There are multiple fires currently burning across the U.S. Southwest. The largest is a megafire in northern New Mexico’s San Miguel County called the Calf Canyon/Hermits Peak fire, which has burned more than 165,000 acres (257 square miles) of forest and grassland and is only 20% contained. The fire began as two separate blazes but combined into one fire complex on April 19.
On Wednesday, President Biden approved a disaster declaration for five counties in New Mexico impacted by ongoing wildfires. The declaration frees up federal funding to help support firefighting efforts in the state, as well as aid for temporary housing and other relief programs for people affected.
The megafire already ranks as the third largest ever recorded in New Mexico, and it has burned more land than all fires combined in the state during 2021. So far, it has destroyed at least 172 homes and forced thousands of people to evacuate. However, thousands more are staying put, even under evacuation orders. In Mora County, which has a population of 4,500, about 60% of residents haven’t left, according to a report by NBC News.
The blaze also threatens area’s rich cultural history, which extends much farther back than the United States itself, as reporting from the New York Times describes. The Calf Canyon/Hermits Peak blaze is barreling ever closer to Las Vegas, New Mexico, a city with a population of about 13,000.
Two other fires are burning nearby. First there’s the Cerro Pelado blaze that has swept through nearly 27,000 acres so far. Cerro Pelado’s fireline is less than 6 miles from the Los Alamos National Laboratory. That fire rapidly grew by more than 20% overnight. Then, there’s the Cooks Peak fire which has covered almost 60,000 acres so far.
The Hermits Peak fire began as a prescribed burn and was first declared a wildfire on April 6 after unexpected erratic winds caused it to spread. April is early for fires of this size in New Mexico, where fire season typically peaks in June. Human-caused climate change has been making fire seasons longer, causing them to both begin earlier and end later in the year. Climate change exacerbates heat and drought, two major drivers of wildfires.

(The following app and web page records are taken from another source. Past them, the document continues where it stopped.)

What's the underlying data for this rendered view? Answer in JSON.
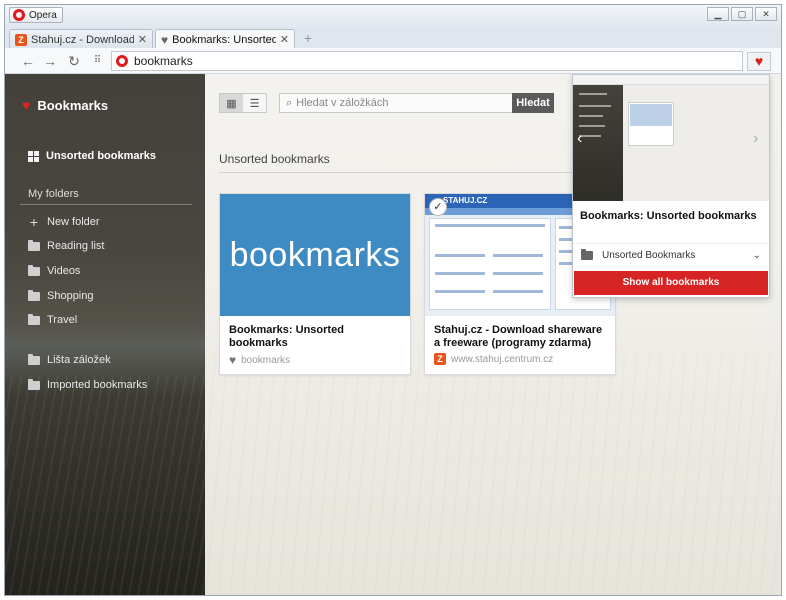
{
  "titlebar": {
    "app_button": "Opera",
    "controls": [
      "▁",
      "▢",
      "✕"
    ]
  },
  "tabs": [
    {
      "label": "Stahuj.cz - Download shareware",
      "close": "✕",
      "icon": "stahuj-favicon"
    },
    {
      "label": "Bookmarks: Unsorted bookmarks",
      "close": "✕",
      "icon": "heart-icon"
    }
  ],
  "navbar": {
    "back": "←",
    "forward": "→",
    "reload": "↻",
    "address": "bookmarks",
    "bookmark_heart": "♥"
  },
  "sidebar": {
    "title": "Bookmarks",
    "unsorted": "Unsorted bookmarks",
    "my_folders": "My folders",
    "new_folder": "New folder",
    "folders": [
      "Reading list",
      "Videos",
      "Shopping",
      "Travel"
    ],
    "lista": "Lišta záložek",
    "imported": "Imported bookmarks"
  },
  "toolbar": {
    "search_placeholder": "Hledat v záložkách",
    "search_button": "Hledat"
  },
  "main": {
    "section_title": "Unsorted bookmarks"
  },
  "cards": [
    {
      "thumb_text": "bookmarks",
      "title": "Bookmarks: Unsorted bookmarks",
      "url": "bookmarks"
    },
    {
      "thumb_text": "STAHUJ.CZ",
      "title": "Stahuj.cz - Download shareware a freeware (programy zdarma)",
      "url": "www.stahuj.centrum.cz"
    }
  ],
  "popup": {
    "title": "Bookmarks: Unsorted bookmarks",
    "folder": "Unsorted Bookmarks",
    "show_all": "Show all bookmarks"
  },
  "colors": {
    "accent_red": "#d62424",
    "card_blue": "#3d8bc2"
  }
}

Another major driver is wind. Warm, dry, and very windy weather is expected to hit the region beginning on Saturday, with wind gusts starting up to 45 mph, and intensifying late into next week—potentially worsening the blaze. For now, a couple of days break in wind has allowed firefighters to set up another round of fire lines and other defenses on the outskirts of Las Vegas to help manage the blaze’s spread.
Almost 1,300 personnel have been assigned to fight the Calf Canyon/Hermits Peak fire, while around 2,000 wild land firefighters are working elsewhere in the state and country, according to the Associated Press. “The primary focus of firefighting efforts will be containment line construction around the perimeter of the fire, as well as structure protection throughout the fire area,” said the U.S. Forest Service in its Thursday update.
Correction 5/9/2022, 8:34 a.m. ET: A previous version of this article misstated the cause of the Calf Canyon fire. The Hermits Peak fire began as a prescribed burn that was declared a wildfire on April 6. The cause of the Calf Canyon fire is unknown.
Update 5/6/2022, 9:03 a.m. ET: This post has been updated with additional information from an NBC News report and an additional GIF from NOAA.